Denied Entry to Canada, Inadmissibility, Canada Removal Order
Have you been denied entry to Canada? If so, learn how we can help you overcome this situation. Simply fill out our assessment form, and we’ll get back to you to discuss your options for entering Canada following a refused entry.
Update on Denied Entry to Canada and Coronavirus:
- Due to the spread of the Coronavirus, Canada has closed it’s border to most noncitizens in a chance to contain this virus.
- Anyone who is not part the essential travelers (workers, students, family of Canadian citizens and permanent residents) will be denied entry to Canada until further notice.
- Anyone who shows symptoms of COVID-19 will not be allowed to enter Canada by air.
- When you arrive in Canada, they will assess your health before you leave the port of entry. You must have a plan to quarantine for 14 days when you arrive in Canada. This is mandatory, even if you have no symptoms. If you don’t have a plan, you should not travel to Canada.
For more updates on the Coronavirus, visit our page on the impact the Coronavirus has had on Canadian immigration.
Denied Entry to Canada
Have You Been Refused Entry to Canada?
Have you tried to enter Canada and were refused? Or do you think you may be refused if you try to enter Canada? We know that it is a very stressful and disrupting experience.
You Have Options!
When it comes to being refused entry into Canada, it is important you deal with the situation properly. Whether you have a criminal record like a DUI or something even more serious, you may still be admitted into Canada as long as you have the ‘right’ paperwork in order.
You will most likely need to file a Temporary Resident Permit (TRP) application which is a ‘Form IMM 5708’. Form IMM 5708 is the official document issued by a Canadian visa office that is placed in your passport to indicate that you have met the requirements for admission to Canada as a temporary resident (either as a visitor, a student, or a worker).
There are a number of reasons you can be found inadmissible or refused entry to Canada, such as:
Even having an inadmissible family member can cause you to be denied.
Normally, if you are inadmissible to Canada, you will not be allowed to enter, unless you know how to prepare the ‘right’ paperwork. If you have a ‘reason’ to travel to Canada that is justified in the circumstances, you may be issued a temporary resident permit (TRP).
Top 4 Questions We Get About TRPs:
If you are a U.S. citizen or a citizen from a visa exempt country, you could apply for your TRP at the Canada/U.S. Border.
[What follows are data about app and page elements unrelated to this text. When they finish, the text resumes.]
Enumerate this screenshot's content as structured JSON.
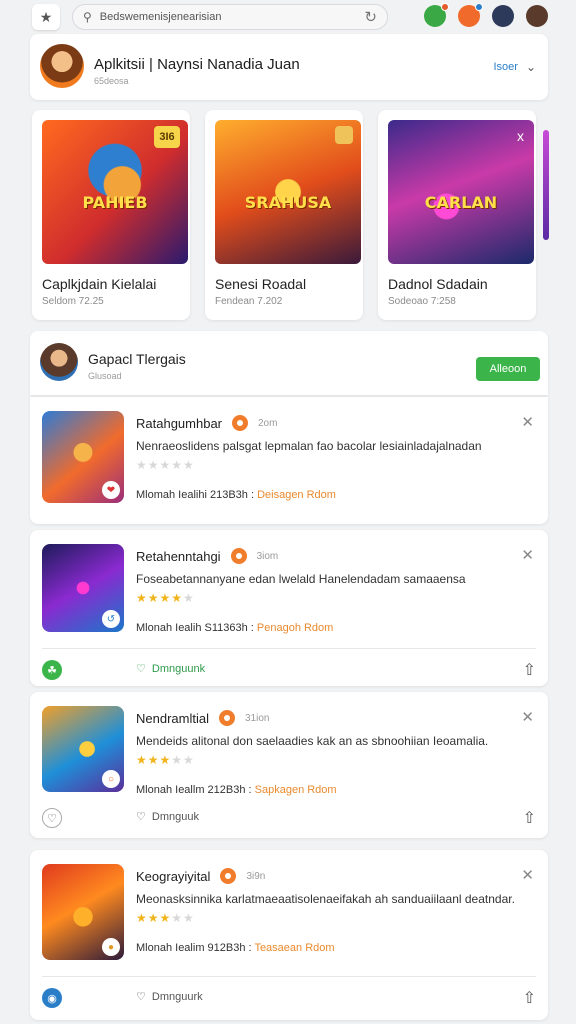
{
  "topbar": {
    "search_text": "Bedswemenisjenearisian",
    "avatars": [
      {
        "icon": "avatar-1",
        "color": "#3aa844"
      },
      {
        "icon": "avatar-2",
        "color": "#f06a2b"
      },
      {
        "icon": "avatar-3",
        "color": "#2e3a5a"
      },
      {
        "icon": "avatar-4",
        "color": "#5a3a2a"
      }
    ]
  },
  "header": {
    "title": "Aplkitsii | Naynsi Nanadia Juan",
    "subtitle": "65deosa",
    "link_label": "Isoer"
  },
  "featured": [
    {
      "name": "Caplkjdain Kielalai",
      "meta": "Seldom 72.25",
      "art_label": "PAHIEB",
      "badge": "3I6"
    },
    {
      "name": "Senesi Roadal",
      "meta": "Fendean 7.202",
      "art_label": "SRAHUSA",
      "badge": ""
    },
    {
      "name": "Dadnol Sdadain",
      "meta": "Sodeoao 7:258",
      "art_label": "CARLAN",
      "badge": "x"
    }
  ],
  "section": {
    "title": "Gapacl Tlergais",
    "subtitle": "Glusoad",
    "button_label": "Alleoon"
  },
  "items": [
    {
      "title": "Ratahgumhbar",
      "time": "2om",
      "description": "Nenraeoslidens palsgat lepmalan fao bacolar lesiainladajalnadan",
      "rating": 0,
      "footer_main": "Mlomah Iealihi 213B3h :",
      "footer_accent": "Deisagen Rdom",
      "actions": null
    },
    {
      "title": "Retahenntahgi",
      "time": "3iom",
      "description": "Foseabetannanyane edan lwelald Hanelendadam samaaensa",
      "rating": 4,
      "footer_main": "Mlonah Iealih S11363h :",
      "footer_accent": "Penagoh Rdom",
      "actions": {
        "mid_label": "Dmnguunk",
        "left_color": "#3bb54a",
        "left_icon": "leaf-icon"
      }
    },
    {
      "title": "Nendramltial",
      "time": "31ion",
      "description": "Mendeids alitonal don saelaadies kak an as sbnoohiian Ieoamalia.",
      "rating": 3,
      "footer_main": "Mlonah Ieallm 212B3h :",
      "footer_accent": "Sapkagen Rdom",
      "actions": {
        "mid_label": "Dmnguuk",
        "left_color": "#ffffff",
        "left_icon": "heart-icon"
      }
    },
    {
      "title": "Keograyiyital",
      "time": "3i9n",
      "description": "Meonasksinnika karlatmaeaatisolenaeifakah ah sanduaiilaanl deatndar.",
      "rating": 3,
      "footer_main": "Mlonah Iealim 912B3h :",
      "footer_accent": "Teasaean Rdom",
      "actions": {
        "mid_label": "Dmnguurk",
        "left_color": "#2a7ec8",
        "left_icon": "globe-icon"
      }
    }
  ]
}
If you are approved, a ‘Temporary Resident Permit’ will be granted.
However, there are some risks to consider when applying for a TRP at the border or airport. You could be refused and turned away at the border. In some very unusual cases, you could be detained by the Canadian Immigration authorities (this is rare).
Professional Help Can Increase Your Chances of an Approval
Even though you can submit your own TRP application, we do not recommend this. Canadian immigration regulations are strict when it comes to even minor criminal offensive and even for offences that have occurred many years ago.
TRP applications can have a higher risk of refusal in cases where the application is not properly prepared. The Canadian immigration standards are very high. We find this is the number one reason why people are denied entry is due to not enough knowledge of the ‘ins’ and ‘outs’ of TRP applications.
You MUST have all the ‘T’s crossed and all the I’s dotted’, if you expect to cross the border with ease. The documentation and processes involved in successfully obtaining a TRP can be complex and usually require legal expertise.
It is always important to consult with a Canadian immigration lawyer regarding any possibility of refusal or denial of entry to Canada due to criminal offences. A qualified Canadian immigration lawyer can advise you on whether your criminal offence makes you inadmissible to Canada or not.